◆ Task input:
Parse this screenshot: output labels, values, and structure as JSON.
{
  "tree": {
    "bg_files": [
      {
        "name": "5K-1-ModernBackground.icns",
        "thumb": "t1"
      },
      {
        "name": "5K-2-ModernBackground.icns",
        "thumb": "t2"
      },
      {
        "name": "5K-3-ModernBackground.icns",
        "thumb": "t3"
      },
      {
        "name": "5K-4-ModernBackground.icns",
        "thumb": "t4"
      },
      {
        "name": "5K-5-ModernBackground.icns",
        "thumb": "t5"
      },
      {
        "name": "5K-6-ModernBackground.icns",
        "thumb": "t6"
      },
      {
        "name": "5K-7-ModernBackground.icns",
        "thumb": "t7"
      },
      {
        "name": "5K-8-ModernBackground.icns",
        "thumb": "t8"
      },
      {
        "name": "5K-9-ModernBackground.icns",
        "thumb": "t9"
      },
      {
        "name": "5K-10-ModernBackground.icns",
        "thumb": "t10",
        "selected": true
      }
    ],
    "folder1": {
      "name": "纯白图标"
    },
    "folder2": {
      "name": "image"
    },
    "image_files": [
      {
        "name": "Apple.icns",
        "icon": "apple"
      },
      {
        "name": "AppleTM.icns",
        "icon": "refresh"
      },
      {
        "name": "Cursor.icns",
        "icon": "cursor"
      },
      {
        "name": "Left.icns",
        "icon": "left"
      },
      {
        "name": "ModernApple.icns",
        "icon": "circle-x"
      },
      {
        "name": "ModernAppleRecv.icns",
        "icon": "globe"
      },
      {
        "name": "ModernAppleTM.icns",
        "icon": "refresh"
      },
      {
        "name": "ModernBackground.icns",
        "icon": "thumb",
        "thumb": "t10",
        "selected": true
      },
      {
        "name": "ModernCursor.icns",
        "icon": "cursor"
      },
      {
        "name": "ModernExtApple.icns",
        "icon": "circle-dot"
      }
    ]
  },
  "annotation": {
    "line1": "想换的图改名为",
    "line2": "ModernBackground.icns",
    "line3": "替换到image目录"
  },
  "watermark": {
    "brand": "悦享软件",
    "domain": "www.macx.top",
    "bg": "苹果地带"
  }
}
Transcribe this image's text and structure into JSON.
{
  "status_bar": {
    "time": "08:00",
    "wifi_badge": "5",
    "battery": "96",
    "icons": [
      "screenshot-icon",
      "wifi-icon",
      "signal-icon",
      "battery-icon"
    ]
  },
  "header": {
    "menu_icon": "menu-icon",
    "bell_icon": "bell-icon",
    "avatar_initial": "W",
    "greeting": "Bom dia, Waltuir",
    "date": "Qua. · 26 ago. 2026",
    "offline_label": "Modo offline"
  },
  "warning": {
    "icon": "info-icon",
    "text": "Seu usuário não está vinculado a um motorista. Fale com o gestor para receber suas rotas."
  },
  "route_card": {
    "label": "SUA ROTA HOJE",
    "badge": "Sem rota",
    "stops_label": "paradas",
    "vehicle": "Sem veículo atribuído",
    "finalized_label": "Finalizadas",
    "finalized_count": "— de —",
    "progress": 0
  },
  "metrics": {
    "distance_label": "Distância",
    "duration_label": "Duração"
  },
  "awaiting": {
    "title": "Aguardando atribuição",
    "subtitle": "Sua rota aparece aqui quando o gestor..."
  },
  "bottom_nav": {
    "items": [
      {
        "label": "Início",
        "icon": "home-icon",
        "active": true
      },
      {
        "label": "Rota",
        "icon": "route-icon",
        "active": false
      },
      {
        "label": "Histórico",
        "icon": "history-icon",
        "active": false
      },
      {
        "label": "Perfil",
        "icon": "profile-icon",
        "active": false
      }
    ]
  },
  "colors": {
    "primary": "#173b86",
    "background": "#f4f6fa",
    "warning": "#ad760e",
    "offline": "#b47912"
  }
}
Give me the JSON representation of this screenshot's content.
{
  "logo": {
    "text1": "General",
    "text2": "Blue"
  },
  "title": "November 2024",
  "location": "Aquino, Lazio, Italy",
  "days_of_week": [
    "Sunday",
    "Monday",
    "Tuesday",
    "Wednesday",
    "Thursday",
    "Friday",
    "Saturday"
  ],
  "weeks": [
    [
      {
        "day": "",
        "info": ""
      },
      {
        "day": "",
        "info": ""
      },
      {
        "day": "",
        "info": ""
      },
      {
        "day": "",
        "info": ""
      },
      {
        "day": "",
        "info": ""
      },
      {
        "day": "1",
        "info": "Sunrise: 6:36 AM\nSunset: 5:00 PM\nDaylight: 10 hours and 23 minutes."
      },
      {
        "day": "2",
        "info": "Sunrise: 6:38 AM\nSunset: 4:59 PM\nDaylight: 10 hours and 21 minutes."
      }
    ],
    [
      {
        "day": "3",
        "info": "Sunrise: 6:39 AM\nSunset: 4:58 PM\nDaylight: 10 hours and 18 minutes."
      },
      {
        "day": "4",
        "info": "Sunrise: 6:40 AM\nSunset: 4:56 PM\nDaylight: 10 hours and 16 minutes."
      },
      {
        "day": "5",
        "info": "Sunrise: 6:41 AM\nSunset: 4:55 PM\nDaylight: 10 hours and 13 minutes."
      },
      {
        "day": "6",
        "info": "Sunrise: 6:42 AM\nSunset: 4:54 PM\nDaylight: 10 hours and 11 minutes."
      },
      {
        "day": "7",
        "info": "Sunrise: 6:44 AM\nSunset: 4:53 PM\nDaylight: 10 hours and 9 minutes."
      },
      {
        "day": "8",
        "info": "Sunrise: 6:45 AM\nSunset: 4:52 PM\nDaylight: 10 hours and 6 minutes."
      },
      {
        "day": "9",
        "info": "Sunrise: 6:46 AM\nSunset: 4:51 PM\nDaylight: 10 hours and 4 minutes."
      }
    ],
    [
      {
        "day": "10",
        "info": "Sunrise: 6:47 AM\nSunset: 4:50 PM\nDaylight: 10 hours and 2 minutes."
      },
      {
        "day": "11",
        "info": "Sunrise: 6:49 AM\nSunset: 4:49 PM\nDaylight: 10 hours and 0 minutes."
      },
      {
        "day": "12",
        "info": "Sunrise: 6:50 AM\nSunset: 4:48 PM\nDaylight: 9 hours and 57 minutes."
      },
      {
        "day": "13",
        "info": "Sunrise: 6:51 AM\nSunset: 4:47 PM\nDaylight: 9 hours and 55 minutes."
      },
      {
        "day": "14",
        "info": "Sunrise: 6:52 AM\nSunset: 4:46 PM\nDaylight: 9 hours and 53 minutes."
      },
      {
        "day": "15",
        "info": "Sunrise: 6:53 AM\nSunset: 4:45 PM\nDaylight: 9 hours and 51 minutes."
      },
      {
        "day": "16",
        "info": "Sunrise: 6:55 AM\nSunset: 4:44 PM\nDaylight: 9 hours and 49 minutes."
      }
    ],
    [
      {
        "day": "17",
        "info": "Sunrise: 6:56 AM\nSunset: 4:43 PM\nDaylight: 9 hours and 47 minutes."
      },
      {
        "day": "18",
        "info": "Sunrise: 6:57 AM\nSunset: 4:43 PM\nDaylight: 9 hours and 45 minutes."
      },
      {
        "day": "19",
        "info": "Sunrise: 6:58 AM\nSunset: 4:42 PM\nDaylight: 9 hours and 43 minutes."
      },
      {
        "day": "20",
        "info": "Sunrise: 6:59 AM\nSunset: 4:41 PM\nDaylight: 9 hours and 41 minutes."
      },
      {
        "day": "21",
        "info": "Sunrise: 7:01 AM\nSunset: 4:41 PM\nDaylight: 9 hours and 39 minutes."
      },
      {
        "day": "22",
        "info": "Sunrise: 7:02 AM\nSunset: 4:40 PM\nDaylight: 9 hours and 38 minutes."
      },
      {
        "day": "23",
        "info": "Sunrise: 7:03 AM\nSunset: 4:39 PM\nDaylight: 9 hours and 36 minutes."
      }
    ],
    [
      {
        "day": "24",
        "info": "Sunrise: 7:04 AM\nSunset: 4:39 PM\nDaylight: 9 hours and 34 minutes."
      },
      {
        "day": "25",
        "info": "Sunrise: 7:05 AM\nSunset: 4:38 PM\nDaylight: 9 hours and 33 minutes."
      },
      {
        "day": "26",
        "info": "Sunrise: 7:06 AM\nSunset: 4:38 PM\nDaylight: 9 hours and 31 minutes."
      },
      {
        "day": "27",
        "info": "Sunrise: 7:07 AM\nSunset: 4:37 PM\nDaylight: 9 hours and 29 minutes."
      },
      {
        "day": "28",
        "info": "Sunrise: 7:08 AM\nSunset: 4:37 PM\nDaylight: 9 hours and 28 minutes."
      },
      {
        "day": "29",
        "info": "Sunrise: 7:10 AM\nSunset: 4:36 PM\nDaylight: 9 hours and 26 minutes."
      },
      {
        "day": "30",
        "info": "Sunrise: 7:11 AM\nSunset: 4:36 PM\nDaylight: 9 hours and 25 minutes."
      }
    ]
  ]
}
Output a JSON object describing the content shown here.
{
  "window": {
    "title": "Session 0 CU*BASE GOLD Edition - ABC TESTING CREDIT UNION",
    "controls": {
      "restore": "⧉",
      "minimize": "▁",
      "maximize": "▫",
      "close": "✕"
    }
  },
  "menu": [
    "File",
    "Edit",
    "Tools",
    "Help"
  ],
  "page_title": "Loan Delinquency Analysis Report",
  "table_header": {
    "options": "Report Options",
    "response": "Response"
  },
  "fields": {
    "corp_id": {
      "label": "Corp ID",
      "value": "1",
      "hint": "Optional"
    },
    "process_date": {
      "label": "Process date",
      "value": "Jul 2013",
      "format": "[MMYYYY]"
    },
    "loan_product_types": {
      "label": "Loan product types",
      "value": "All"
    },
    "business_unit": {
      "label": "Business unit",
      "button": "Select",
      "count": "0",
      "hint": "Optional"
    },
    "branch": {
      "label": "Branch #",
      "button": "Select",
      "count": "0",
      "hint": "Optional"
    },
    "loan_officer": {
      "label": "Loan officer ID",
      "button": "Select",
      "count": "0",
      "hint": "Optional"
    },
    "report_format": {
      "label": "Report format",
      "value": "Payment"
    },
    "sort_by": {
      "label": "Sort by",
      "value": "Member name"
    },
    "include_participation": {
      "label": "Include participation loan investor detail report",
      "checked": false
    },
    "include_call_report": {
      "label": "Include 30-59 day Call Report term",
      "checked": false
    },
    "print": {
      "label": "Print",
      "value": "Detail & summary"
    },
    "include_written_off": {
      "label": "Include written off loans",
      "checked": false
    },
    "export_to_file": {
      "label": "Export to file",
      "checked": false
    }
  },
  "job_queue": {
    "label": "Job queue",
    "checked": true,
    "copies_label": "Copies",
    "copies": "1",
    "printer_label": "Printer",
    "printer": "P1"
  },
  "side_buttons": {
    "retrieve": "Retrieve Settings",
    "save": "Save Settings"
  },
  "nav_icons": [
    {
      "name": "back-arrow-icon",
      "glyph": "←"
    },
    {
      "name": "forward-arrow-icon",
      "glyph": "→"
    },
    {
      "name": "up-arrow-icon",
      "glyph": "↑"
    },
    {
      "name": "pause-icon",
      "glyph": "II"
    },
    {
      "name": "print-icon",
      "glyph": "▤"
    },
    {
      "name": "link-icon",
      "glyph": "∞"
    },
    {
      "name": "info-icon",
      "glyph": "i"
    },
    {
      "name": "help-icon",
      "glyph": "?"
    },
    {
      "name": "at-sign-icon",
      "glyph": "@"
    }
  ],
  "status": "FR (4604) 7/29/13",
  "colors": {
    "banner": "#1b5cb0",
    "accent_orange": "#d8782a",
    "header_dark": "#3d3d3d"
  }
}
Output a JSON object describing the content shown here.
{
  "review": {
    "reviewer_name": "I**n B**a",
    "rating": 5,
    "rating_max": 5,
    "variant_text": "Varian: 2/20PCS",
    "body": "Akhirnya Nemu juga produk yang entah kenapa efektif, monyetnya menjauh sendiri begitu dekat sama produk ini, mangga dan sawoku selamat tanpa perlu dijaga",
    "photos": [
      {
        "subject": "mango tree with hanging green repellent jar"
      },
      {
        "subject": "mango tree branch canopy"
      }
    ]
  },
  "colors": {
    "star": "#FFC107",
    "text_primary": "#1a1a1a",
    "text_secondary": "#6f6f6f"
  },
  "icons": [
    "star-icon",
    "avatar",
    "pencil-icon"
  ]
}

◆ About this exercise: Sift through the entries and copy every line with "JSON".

◆ Written answer:
Parse this screenshot: output labels, values, and structure as JSON.
Transcribe this image's text and structure into JSON.
Give me the JSON representation of this screenshot's content.
Output a JSON object describing the content shown here.
Output a JSON object describing the content shown here.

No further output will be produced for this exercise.